My wife and I have decided to start implementing a 5 year plan. The ultimate goal of the plan is to end up living on a boat on Kent Island in Maryland. For me, the dream of living on the water started when I was a kid and my family had a small trailer in a campground just outside of Rehobeth Beach, Delaware.
The time spent at the beach and the time spent fishing with my Dad and UD provided me with some of my fondest memories. The trailer was nothing special and, at the beginning, the boats we on the older side and required constant repair, but I fell in love with salt water fishing and the time spent on the water. It was a fantastic time in my life. I got to spend the days on the Rehobeth and Indian River bays, and the evenings with whole family cooking dinners over a camp fire and just spending a lot of time together.
Once I graduated high school, I left Central Pennsylvania and started a new adventure in Newport News, Virginia and Virginia Beach. I took an apprenticeship at Newport News Ship Building where I had the opportunity to be a part of building Virginia Class Submarines and Nimitz Class Aircraft Carriers. The work was amazing and I was learning something new every day. But, as an 18 year old living on my own in a town like Virginia Beach, I made some poor decisions. After 2 years of being on my own, I decided to move home. My family, of course, welcomed me home with open arms and I started over.

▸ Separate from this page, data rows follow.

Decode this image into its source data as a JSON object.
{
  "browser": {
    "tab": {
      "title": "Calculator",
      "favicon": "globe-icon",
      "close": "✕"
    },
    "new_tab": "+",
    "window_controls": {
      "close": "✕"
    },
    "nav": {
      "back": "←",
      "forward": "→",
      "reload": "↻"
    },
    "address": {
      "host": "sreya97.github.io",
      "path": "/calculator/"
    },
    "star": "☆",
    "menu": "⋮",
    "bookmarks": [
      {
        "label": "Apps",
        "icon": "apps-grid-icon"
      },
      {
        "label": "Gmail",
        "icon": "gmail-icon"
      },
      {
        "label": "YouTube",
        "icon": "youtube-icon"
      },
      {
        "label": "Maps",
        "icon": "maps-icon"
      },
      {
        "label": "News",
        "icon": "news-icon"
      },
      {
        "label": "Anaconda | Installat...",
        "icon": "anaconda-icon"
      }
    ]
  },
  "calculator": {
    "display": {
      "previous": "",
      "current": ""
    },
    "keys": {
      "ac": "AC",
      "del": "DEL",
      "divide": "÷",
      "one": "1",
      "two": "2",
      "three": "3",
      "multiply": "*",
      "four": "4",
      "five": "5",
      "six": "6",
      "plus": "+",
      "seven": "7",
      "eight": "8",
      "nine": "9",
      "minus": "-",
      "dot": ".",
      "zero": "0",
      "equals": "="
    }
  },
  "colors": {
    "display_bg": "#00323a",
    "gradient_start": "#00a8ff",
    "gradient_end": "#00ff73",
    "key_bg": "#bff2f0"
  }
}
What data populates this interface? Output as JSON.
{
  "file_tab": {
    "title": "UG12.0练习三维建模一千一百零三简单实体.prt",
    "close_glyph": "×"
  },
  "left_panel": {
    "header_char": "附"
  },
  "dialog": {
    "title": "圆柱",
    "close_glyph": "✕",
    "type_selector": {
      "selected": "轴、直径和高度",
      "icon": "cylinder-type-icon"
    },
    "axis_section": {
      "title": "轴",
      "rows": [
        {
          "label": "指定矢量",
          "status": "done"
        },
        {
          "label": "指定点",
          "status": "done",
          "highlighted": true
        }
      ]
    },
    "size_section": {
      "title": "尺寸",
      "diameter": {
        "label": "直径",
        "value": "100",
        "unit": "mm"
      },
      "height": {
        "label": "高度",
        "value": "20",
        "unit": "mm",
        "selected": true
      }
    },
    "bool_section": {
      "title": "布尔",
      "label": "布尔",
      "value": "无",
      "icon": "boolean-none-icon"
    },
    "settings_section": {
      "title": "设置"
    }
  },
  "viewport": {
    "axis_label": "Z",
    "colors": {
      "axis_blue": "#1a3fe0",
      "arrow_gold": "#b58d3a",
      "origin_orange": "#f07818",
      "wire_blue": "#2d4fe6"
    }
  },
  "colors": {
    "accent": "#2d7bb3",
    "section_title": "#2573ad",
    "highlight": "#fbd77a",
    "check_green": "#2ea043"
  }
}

At the time, my Father owned a small construction company so I went to work for the family business. It was not long before my middle brother, Matt, joined us and then, for a short time, my youngest brother, Kirk. We all were able to build a fairly successful small construction company. One of the larger companies, A. P. Williams, that we subcontracted to, wanted my Dad to come work for them full-time, and made him an offer he could not pass up. At that point, Matt and I finished the outstanding work we had on the books and closed the company. Matt went to college and I went to work for a sister company of A. P. Williams. I worked my way up to a Foreman position very quickly. Once I reached that level, there was no more room for me to advance.
The next step was to transfer over to A. P. Williams. Paul Williams took me under his wing, and started training me to manage larger commercial construction projects. At the same time, my Father and many others at A. P. trained me in commercial carpentry. Fast forward 12 years and I have worked my way up to being a Project Manager, Safety Officer, Personnel Manager, and general office maintenance man. I think I have done pretty well for myself for someone who’s formal education stopped after high school.
I have always subscribed to the thinking that I work very hard and the only way to justify all this hard work was to buy things that I thought I would enjoy. I work hard so I can play harder, and I am very good at spending money.
Moving down the road of life, I started seeing many people that I worked with passing away too young and without being able to enjoy the later years of life when the work is finished and they could enjoy the fruits of all of their hard work. I started to really wonder if the worst were to happen, could I say that I have no regrets? I put these thoughts out of my head and continued to work well over 40 hours a week. I have said many times, when it is finally time to retire, I would buy a boat and move aboard to cruise anywhere I wanted to, and fish as much as any person possibly could. I spent hours looking a boats on the internet and wearing my wife out with constant talk of moving aboard and cruising off into the sunset, someday.
Then the stress of my work started to consume me. Along with the stress, a former class mate and friend of mine quit his very stable (and I assume well-paying) job to hike the Appalachian Trail. Very quickly, the thoughts and dreams of picking up and starting over on a boat rushed back. Then, over the summer, another former class mate of mine passed away. I started thinking even more. I work and I buy and I work. Is all the stuff; the house, the cars, the motorcycle, and all the smaller “stuff” worth all the stress? Would I be happier doing things I wanted to do rather than surrounding myself with “stuff?” How long do I really have on this earth to do those things?
I then began talking to my wife about really making this happen sooner rather than later.
To my complete surprise, she was having the same feelings. With that revelation, our new adventure began!